Tonight I attended the Flying Robot Film Festival where we saw a ton of short movies all done, at least in part, with drones. More info on this film festival, which will be held in several cities, is here: http://friff.co/
At the afterparty I shot this video.
While I was doing that Elon Musk was announcing a new truck and a new Roadster that goes 0-60 in under two seconds. I had the first ride in the first Roadster (he gave me a ride before he gave his best friend, Jason Calacanis, a ride) and back then he bragged that it could do 0-60 in only about four seconds. I still remember how much it felt like a rocket ship back then. This one must feel totally unreal.
The Verge has video of that up here:
You might not know Autodesk well, but nearly everything in your world, from movies to cars to skyscrapers to even the shoes you wear have been designed in Autodesk’s software.
Right now I’m on Twitter’s Periscope watching Autodesk’s CEO speaking at its big conference live right now. (Separate stream on Facebook is here).
And already he is talking about automation and augmented reality.
I’ve been talking a lot with employees and execs at Autodesk (recently gave a presentation on same to its executives) and it is working with all the augmented reality glasses manufacturers, from Microsoft HoloLens to Magic Leap. So watching what it’s doing is very interesting, even if most of its customers won’t be using it in augmented reality for years.
Watching live there were few announcements about augmented reality, rather it focused on automation as a trend in building new things. Even announced a fund aimed at helping retrain workers as more jobs become automated. Hint: how will that be done? Augmented reality.
Its customers showed how it was using AI and robots to augment jobs, er, automate them. Interesting that most of the things I’ve been talking to execs about weren’t shown. It’s almost as if Autodesk realizes that augmented reality’s year isn’t coming in 2018, so it didn’t need to force new AR functions out right now.
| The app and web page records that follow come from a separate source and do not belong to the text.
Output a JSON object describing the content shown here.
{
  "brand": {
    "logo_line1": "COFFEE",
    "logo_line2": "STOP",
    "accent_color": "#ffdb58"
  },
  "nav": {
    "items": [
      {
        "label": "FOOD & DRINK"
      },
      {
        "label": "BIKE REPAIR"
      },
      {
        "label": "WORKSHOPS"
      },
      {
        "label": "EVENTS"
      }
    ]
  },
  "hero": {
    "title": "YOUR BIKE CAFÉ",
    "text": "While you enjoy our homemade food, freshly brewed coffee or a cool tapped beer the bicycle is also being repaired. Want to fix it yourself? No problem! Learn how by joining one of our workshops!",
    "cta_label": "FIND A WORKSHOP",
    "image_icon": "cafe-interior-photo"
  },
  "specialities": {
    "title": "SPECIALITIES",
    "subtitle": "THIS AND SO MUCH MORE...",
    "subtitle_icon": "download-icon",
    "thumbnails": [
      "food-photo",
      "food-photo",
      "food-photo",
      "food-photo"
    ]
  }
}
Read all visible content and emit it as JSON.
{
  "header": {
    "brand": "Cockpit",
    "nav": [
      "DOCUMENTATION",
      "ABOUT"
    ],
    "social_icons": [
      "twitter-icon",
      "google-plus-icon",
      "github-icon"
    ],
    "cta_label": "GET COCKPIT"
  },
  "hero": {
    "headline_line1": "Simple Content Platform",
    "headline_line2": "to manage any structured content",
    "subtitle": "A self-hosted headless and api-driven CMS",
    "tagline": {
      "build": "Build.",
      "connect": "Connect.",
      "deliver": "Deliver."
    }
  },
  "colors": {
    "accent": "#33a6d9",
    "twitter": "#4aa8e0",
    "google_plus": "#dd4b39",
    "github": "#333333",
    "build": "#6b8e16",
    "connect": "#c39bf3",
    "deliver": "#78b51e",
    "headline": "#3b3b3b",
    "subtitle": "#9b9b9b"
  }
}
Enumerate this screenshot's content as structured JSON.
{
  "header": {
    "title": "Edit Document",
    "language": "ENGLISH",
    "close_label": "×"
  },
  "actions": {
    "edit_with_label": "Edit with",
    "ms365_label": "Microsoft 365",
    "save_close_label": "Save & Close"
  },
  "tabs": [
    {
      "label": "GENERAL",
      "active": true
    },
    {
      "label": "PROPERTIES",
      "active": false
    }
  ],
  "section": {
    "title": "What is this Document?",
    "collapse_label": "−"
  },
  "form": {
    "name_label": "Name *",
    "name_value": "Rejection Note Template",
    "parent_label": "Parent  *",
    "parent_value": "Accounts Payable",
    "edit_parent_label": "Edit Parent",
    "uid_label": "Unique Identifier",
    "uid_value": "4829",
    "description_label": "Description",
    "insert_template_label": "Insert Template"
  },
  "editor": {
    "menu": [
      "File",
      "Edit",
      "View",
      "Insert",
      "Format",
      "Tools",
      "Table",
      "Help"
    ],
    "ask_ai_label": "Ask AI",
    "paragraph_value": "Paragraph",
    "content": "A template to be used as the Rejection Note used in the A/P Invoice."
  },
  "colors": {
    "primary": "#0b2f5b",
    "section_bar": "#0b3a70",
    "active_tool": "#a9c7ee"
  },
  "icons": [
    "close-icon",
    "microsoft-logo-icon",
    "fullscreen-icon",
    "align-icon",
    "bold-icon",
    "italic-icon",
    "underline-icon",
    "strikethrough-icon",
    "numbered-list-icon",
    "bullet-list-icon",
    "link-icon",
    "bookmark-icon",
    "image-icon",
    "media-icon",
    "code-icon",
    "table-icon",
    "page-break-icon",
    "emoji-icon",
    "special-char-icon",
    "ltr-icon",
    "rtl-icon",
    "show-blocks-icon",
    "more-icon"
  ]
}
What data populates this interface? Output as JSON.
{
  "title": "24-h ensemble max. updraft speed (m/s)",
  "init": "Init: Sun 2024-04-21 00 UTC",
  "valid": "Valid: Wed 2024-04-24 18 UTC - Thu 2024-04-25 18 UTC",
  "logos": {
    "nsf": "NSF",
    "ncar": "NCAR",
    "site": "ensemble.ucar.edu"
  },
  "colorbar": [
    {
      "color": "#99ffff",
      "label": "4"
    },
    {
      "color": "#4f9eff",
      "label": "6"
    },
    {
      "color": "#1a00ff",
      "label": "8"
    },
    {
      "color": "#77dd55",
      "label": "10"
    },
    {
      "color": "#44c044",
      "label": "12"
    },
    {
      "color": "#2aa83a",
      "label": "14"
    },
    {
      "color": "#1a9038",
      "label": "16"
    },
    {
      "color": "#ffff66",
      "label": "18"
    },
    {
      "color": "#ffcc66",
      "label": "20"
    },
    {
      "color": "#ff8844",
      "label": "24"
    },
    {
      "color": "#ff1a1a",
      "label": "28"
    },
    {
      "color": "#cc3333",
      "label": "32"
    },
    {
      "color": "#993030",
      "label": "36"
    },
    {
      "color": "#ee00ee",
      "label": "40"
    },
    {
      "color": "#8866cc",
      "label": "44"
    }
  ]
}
Smart move, I think, because I’m seeing the same.
I’ve met with government officials all over the world and one of their first questions often is “how can we build a Silicon Valley here?” My first answer is “figure out how to keep your geeks in your country and let them get rewarded for building companies.”
Today Fred Wilson (VC who invested in Twitter amongst many others) warned us about a new bill.
In lots of places, like Australia, they have been fighting anti-stock-option laws for years. Why do they get passed? Big companies love these kinds of laws because it keeps the cost of labor down.
Remember at Microsoft how even the secretaries became millionaires? That was due to stock option rewards. I’ve seen just how these create billionaires but when a company goes big like it has for Google or Facebook or Microsoft then thousands of others see sizable rewards.
But that’s all on the back end. If you tax workers to participate in such a system most will be forced to turn it down (be honest, how many new engineeers or marketers can afford to pay even $5,000 more in taxes to cover what these might bring? I know several in that situation and they couldn’t afford it so probably would turn it down).
If this passes Silicon Valley’s wealth generation engine will die and we’ll all be harmed.